(Saved entries)
_ _ _
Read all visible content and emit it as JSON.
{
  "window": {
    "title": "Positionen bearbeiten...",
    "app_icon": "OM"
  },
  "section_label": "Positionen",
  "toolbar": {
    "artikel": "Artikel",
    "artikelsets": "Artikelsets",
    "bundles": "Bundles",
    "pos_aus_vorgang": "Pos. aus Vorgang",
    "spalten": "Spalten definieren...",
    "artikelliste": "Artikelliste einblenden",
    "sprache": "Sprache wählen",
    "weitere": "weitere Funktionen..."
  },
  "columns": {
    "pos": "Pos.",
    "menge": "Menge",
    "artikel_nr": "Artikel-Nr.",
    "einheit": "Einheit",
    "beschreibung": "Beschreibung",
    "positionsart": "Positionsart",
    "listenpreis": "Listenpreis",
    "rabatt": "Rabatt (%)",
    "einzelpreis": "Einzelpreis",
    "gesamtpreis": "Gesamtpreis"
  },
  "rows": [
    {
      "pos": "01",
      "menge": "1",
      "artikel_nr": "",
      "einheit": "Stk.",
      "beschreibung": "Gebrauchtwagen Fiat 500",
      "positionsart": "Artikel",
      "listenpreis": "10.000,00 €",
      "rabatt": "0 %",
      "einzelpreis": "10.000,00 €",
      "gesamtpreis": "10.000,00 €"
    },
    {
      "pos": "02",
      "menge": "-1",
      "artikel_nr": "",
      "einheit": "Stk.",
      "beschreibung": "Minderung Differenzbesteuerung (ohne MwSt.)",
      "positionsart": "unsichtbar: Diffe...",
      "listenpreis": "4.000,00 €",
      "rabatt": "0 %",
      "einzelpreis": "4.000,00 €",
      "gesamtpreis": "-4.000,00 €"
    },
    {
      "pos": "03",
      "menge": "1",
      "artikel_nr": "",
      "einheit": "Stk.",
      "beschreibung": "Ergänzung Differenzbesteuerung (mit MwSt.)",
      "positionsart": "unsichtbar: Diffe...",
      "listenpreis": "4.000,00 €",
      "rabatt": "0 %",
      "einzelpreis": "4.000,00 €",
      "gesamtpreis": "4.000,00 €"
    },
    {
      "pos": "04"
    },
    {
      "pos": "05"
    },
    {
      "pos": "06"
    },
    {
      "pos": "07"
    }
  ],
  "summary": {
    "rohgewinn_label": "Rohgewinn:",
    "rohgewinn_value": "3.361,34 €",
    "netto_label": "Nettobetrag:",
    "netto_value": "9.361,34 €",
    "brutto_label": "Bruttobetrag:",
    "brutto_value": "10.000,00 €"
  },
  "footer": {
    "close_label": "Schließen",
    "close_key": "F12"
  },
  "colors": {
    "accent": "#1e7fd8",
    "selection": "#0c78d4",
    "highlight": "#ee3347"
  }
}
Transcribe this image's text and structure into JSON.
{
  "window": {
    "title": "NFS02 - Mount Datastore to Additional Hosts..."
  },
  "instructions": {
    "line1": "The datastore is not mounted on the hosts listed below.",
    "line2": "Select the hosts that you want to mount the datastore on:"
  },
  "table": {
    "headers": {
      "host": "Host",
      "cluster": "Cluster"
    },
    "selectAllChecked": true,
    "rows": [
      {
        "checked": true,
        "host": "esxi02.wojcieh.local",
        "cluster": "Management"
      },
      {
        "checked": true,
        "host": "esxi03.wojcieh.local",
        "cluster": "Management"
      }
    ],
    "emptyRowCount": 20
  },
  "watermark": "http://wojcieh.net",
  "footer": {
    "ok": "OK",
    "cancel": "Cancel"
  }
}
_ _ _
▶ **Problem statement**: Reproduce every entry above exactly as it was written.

▶ **Expected answer**:
Read all visible content and emit it as JSON.
{
  "window": {
    "title": "Positionen bearbeiten...",
    "app_icon": "OM"
  },
  "section_label": "Positionen",
  "toolbar": {
    "artikel": "Artikel",
    "artikelsets": "Artikelsets",
    "bundles": "Bundles",
    "pos_aus_vorgang": "Pos. aus Vorgang",
    "spalten": "Spalten definieren...",
    "artikelliste": "Artikelliste einblenden",
    "sprache": "Sprache wählen",
    "weitere": "weitere Funktionen..."
  },
  "columns": {
    "pos": "Pos.",
    "menge": "Menge",
    "artikel_nr": "Artikel-Nr.",
    "einheit": "Einheit",
    "beschreibung": "Beschreibung",
    "positionsart": "Positionsart",
    "listenpreis": "Listenpreis",
    "rabatt": "Rabatt (%)",
    "einzelpreis": "Einzelpreis",
    "gesamtpreis": "Gesamtpreis"
  },
  "rows": [
    {
      "pos": "01",
      "menge": "1",
      "artikel_nr": "",
      "einheit": "Stk.",
      "beschreibung": "Gebrauchtwagen Fiat 500",
      "positionsart": "Artikel",
      "listenpreis": "10.000,00 €",
      "rabatt": "0 %",
      "einzelpreis": "10.000,00 €",
      "gesamtpreis": "10.000,00 €"
    },
    {
      "pos": "02",
      "menge": "-1",
      "artikel_nr": "",
      "einheit": "Stk.",
      "beschreibung": "Minderung Differenzbesteuerung (ohne MwSt.)",
      "positionsart": "unsichtbar: Diffe...",
      "listenpreis": "4.000,00 €",
      "rabatt": "0 %",
      "einzelpreis": "4.000,00 €",
      "gesamtpreis": "-4.000,00 €"
    },
    {
      "pos": "03",
      "menge": "1",
      "artikel_nr": "",
      "einheit": "Stk.",
      "beschreibung": "Ergänzung Differenzbesteuerung (mit MwSt.)",
      "positionsart": "unsichtbar: Diffe...",
      "listenpreis": "4.000,00 €",
      "rabatt": "0 %",
      "einzelpreis": "4.000,00 €",
      "gesamtpreis": "4.000,00 €"
    },
    {
      "pos": "04"
    },
    {
      "pos": "05"
    },
    {
      "pos": "06"
    },
    {
      "pos": "07"
    }
  ],
  "summary": {
    "rohgewinn_label": "Rohgewinn:",
    "rohgewinn_value": "3.361,34 €",
    "netto_label": "Nettobetrag:",
    "netto_value": "9.361,34 €",
    "brutto_label": "Bruttobetrag:",
    "brutto_value": "10.000,00 €"
  },
  "footer": {
    "close_label": "Schließen",
    "close_key": "F12"
  },
  "colors": {
    "accent": "#1e7fd8",
    "selection": "#0c78d4",
    "highlight": "#ee3347"
  }
}
Transcribe this image's text and structure into JSON.
{
  "window": {
    "title": "NFS02 - Mount Datastore to Additional Hosts..."
  },
  "instructions": {
    "line1": "The datastore is not mounted on the hosts listed below.",
    "line2": "Select the hosts that you want to mount the datastore on:"
  },
  "table": {
    "headers": {
      "host": "Host",
      "cluster": "Cluster"
    },
    "selectAllChecked": true,
    "rows": [
      {
        "checked": true,
        "host": "esxi02.wojcieh.local",
        "cluster": "Management"
      },
      {
        "checked": true,
        "host": "esxi03.wojcieh.local",
        "cluster": "Management"
      }
    ],
    "emptyRowCount": 20
  },
  "watermark": "http://wojcieh.net",
  "footer": {
    "ok": "OK",
    "cancel": "Cancel"
  }
}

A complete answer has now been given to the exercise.